## The problem
Your output should reproduce each entry exactly, with none of its pictures.
--- --- ---
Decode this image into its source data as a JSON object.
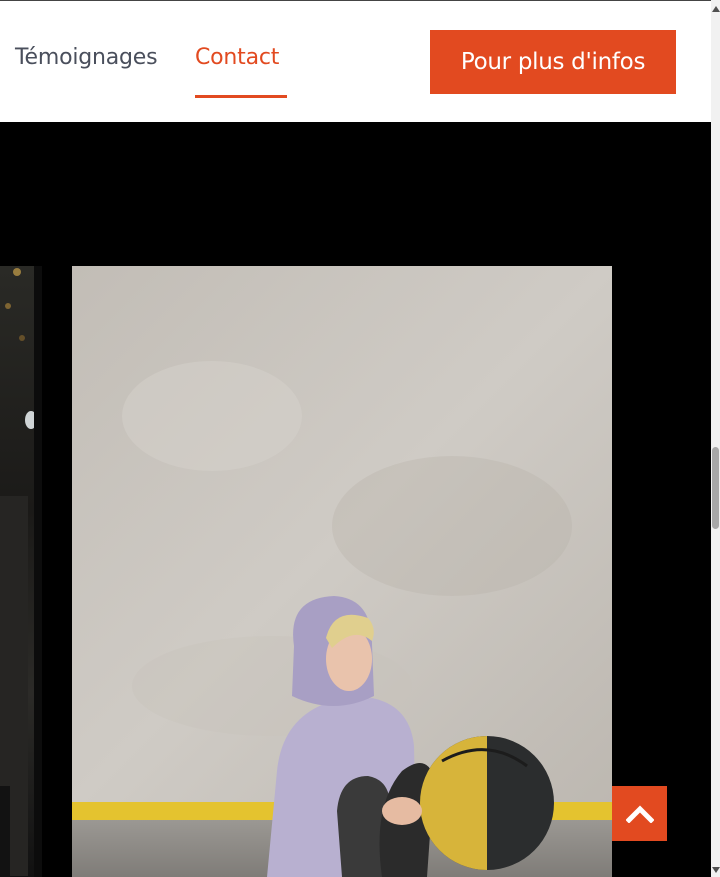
{
  "nav": {
    "links": [
      {
        "label": "Témoignages",
        "active": false
      },
      {
        "label": "Contact",
        "active": true
      }
    ],
    "cta_label": "Pour plus d'infos"
  },
  "colors": {
    "accent": "#e24a20",
    "nav_text": "#4a4f5c",
    "header_bg": "#ffffff",
    "section_bg": "#000000"
  },
  "carousel": {
    "main_photo_icon": "woman-hoodie-medicine-ball-photo",
    "previous_photo_icon": "gym-interior-photo"
  },
  "back_to_top_icon": "chevron-up-icon"
}
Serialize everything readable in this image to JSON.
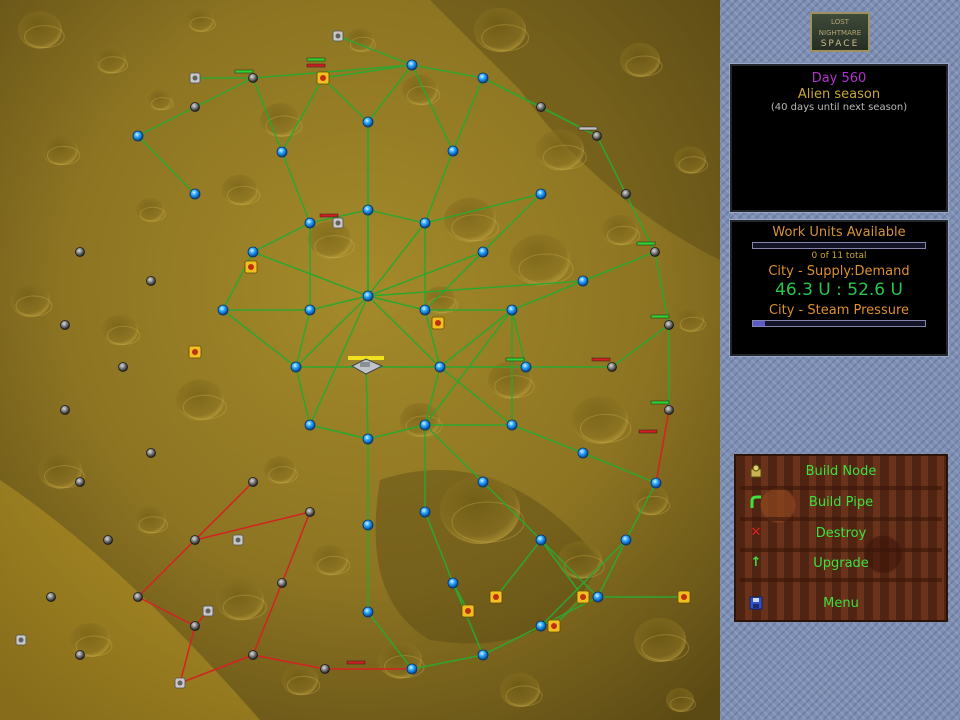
{
  "game_logo": {
    "line1": "LOST",
    "line2": "NIGHTMARE",
    "line3": "SPACE"
  },
  "season_panel": {
    "day": "Day 560",
    "season": "Alien season",
    "until": "(40 days until next season)"
  },
  "stats_panel": {
    "work_units_label": "Work Units Available",
    "work_units_fraction": 0,
    "work_units_total": "0 of 11 total",
    "supply_label": "City - Supply:Demand",
    "supply_value": "46.3 U : 52.6 U",
    "steam_label": "City - Steam Pressure",
    "steam_fraction": 0.07
  },
  "menu": {
    "build_node": "Build Node",
    "build_pipe": "Build Pipe",
    "destroy": "Destroy",
    "upgrade": "Upgrade",
    "menu": "Menu"
  },
  "icons": {
    "build_node": "node-crate-icon",
    "build_pipe": "pipe-icon",
    "destroy": "red-x-icon",
    "upgrade": "up-arrow-icon",
    "menu": "floppy-disk-icon"
  },
  "colors": {
    "pipe_ok": "#2fa52f",
    "pipe_broken": "#d42222",
    "node_active": "#2aa8ff",
    "accent_green": "#3de03d",
    "day_purple": "#b030d0"
  }
}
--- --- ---
## Exercise solution
Decode this image into its source data as a JSON object.
{
  "nav": {
    "links": [
      {
        "label": "Témoignages",
        "active": false
      },
      {
        "label": "Contact",
        "active": true
      }
    ],
    "cta_label": "Pour plus d'infos"
  },
  "colors": {
    "accent": "#e24a20",
    "nav_text": "#4a4f5c",
    "header_bg": "#ffffff",
    "section_bg": "#000000"
  },
  "carousel": {
    "main_photo_icon": "woman-hoodie-medicine-ball-photo",
    "previous_photo_icon": "gym-interior-photo"
  },
  "back_to_top_icon": "chevron-up-icon"
}
Serialize everything readable in this image to JSON.
{
  "game_logo": {
    "line1": "LOST",
    "line2": "NIGHTMARE",
    "line3": "SPACE"
  },
  "season_panel": {
    "day": "Day 560",
    "season": "Alien season",
    "until": "(40 days until next season)"
  },
  "stats_panel": {
    "work_units_label": "Work Units Available",
    "work_units_fraction": 0,
    "work_units_total": "0 of 11 total",
    "supply_label": "City - Supply:Demand",
    "supply_value": "46.3 U : 52.6 U",
    "steam_label": "City - Steam Pressure",
    "steam_fraction": 0.07
  },
  "menu": {
    "build_node": "Build Node",
    "build_pipe": "Build Pipe",
    "destroy": "Destroy",
    "upgrade": "Upgrade",
    "menu": "Menu"
  },
  "icons": {
    "build_node": "node-crate-icon",
    "build_pipe": "pipe-icon",
    "destroy": "red-x-icon",
    "upgrade": "up-arrow-icon",
    "menu": "floppy-disk-icon"
  },
  "colors": {
    "pipe_ok": "#2fa52f",
    "pipe_broken": "#d42222",
    "node_active": "#2aa8ff",
    "accent_green": "#3de03d",
    "day_purple": "#b030d0"
  }
}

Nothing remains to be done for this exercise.